** WHAT IS REQUIRED **
Please print the records below exactly as they are.

★ ★ ★ ★ ★ ★ ★

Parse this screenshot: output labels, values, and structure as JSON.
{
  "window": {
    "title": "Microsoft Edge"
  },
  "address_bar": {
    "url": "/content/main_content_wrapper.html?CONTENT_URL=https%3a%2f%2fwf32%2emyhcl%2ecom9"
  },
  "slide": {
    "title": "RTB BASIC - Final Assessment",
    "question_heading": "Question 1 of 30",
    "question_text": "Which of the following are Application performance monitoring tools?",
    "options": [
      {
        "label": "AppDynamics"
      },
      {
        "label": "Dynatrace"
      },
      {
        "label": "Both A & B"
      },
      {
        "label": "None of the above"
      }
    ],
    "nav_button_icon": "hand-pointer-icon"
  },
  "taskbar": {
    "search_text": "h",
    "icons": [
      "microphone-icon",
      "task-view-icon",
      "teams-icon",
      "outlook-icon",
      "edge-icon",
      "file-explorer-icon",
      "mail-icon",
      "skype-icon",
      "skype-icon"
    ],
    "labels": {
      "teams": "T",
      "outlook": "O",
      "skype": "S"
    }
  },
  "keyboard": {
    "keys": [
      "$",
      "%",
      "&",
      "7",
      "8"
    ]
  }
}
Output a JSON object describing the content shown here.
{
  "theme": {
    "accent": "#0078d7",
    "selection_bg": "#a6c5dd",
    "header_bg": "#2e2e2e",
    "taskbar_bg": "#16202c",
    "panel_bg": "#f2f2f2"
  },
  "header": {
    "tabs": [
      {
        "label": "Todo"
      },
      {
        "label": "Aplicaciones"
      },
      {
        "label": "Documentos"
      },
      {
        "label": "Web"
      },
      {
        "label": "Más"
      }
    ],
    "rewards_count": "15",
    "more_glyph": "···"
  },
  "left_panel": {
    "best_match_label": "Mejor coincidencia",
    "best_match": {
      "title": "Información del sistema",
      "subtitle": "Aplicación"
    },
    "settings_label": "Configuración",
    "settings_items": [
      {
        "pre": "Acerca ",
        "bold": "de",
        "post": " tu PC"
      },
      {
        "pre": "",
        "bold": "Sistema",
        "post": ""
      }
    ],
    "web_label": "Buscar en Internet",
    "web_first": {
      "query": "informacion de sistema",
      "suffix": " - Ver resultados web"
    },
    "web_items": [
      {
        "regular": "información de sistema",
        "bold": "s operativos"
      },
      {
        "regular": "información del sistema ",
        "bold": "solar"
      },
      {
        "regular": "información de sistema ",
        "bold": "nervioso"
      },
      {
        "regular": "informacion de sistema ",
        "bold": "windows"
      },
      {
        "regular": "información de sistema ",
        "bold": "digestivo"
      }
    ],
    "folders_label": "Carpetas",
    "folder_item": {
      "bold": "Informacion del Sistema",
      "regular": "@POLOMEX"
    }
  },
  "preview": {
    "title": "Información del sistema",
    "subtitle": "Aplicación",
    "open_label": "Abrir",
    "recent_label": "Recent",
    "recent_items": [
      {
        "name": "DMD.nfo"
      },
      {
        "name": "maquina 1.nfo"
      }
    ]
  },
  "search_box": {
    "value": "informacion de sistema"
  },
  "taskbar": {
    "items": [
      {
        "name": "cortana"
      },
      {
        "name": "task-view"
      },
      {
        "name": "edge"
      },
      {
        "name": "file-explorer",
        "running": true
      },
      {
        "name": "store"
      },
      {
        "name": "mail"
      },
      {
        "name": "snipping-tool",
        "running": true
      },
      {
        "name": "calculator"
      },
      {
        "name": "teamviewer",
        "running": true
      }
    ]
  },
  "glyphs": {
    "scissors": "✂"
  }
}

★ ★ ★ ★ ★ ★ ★

** TASK RESULT **
Parse this screenshot: output labels, values, and structure as JSON.
{
  "window": {
    "title": "Microsoft Edge"
  },
  "address_bar": {
    "url": "/content/main_content_wrapper.html?CONTENT_URL=https%3a%2f%2fwf32%2emyhcl%2ecom9"
  },
  "slide": {
    "title": "RTB BASIC - Final Assessment",
    "question_heading": "Question 1 of 30",
    "question_text": "Which of the following are Application performance monitoring tools?",
    "options": [
      {
        "label": "AppDynamics"
      },
      {
        "label": "Dynatrace"
      },
      {
        "label": "Both A & B"
      },
      {
        "label": "None of the above"
      }
    ],
    "nav_button_icon": "hand-pointer-icon"
  },
  "taskbar": {
    "search_text": "h",
    "icons": [
      "microphone-icon",
      "task-view-icon",
      "teams-icon",
      "outlook-icon",
      "edge-icon",
      "file-explorer-icon",
      "mail-icon",
      "skype-icon",
      "skype-icon"
    ],
    "labels": {
      "teams": "T",
      "outlook": "O",
      "skype": "S"
    }
  },
  "keyboard": {
    "keys": [
      "$",
      "%",
      "&",
      "7",
      "8"
    ]
  }
}
Output a JSON object describing the content shown here.
{
  "theme": {
    "accent": "#0078d7",
    "selection_bg": "#a6c5dd",
    "header_bg": "#2e2e2e",
    "taskbar_bg": "#16202c",
    "panel_bg": "#f2f2f2"
  },
  "header": {
    "tabs": [
      {
        "label": "Todo"
      },
      {
        "label": "Aplicaciones"
      },
      {
        "label": "Documentos"
      },
      {
        "label": "Web"
      },
      {
        "label": "Más"
      }
    ],
    "rewards_count": "15",
    "more_glyph": "···"
  },
  "left_panel": {
    "best_match_label": "Mejor coincidencia",
    "best_match": {
      "title": "Información del sistema",
      "subtitle": "Aplicación"
    },
    "settings_label": "Configuración",
    "settings_items": [
      {
        "pre": "Acerca ",
        "bold": "de",
        "post": " tu PC"
      },
      {
        "pre": "",
        "bold": "Sistema",
        "post": ""
      }
    ],
    "web_label": "Buscar en Internet",
    "web_first": {
      "query": "informacion de sistema",
      "suffix": " - Ver resultados web"
    },
    "web_items": [
      {
        "regular": "información de sistema",
        "bold": "s operativos"
      },
      {
        "regular": "información del sistema ",
        "bold": "solar"
      },
      {
        "regular": "información de sistema ",
        "bold": "nervioso"
      },
      {
        "regular": "informacion de sistema ",
        "bold": "windows"
      },
      {
        "regular": "información de sistema ",
        "bold": "digestivo"
      }
    ],
    "folders_label": "Carpetas",
    "folder_item": {
      "bold": "Informacion del Sistema",
      "regular": "@POLOMEX"
    }
  },
  "preview": {
    "title": "Información del sistema",
    "subtitle": "Aplicación",
    "open_label": "Abrir",
    "recent_label": "Recent",
    "recent_items": [
      {
        "name": "DMD.nfo"
      },
      {
        "name": "maquina 1.nfo"
      }
    ]
  },
  "search_box": {
    "value": "informacion de sistema"
  },
  "taskbar": {
    "items": [
      {
        "name": "cortana"
      },
      {
        "name": "task-view"
      },
      {
        "name": "edge"
      },
      {
        "name": "file-explorer",
        "running": true
      },
      {
        "name": "store"
      },
      {
        "name": "mail"
      },
      {
        "name": "snipping-tool",
        "running": true
      },
      {
        "name": "calculator"
      },
      {
        "name": "teamviewer",
        "running": true
      }
    ]
  },
  "glyphs": {
    "scissors": "✂"
  }
}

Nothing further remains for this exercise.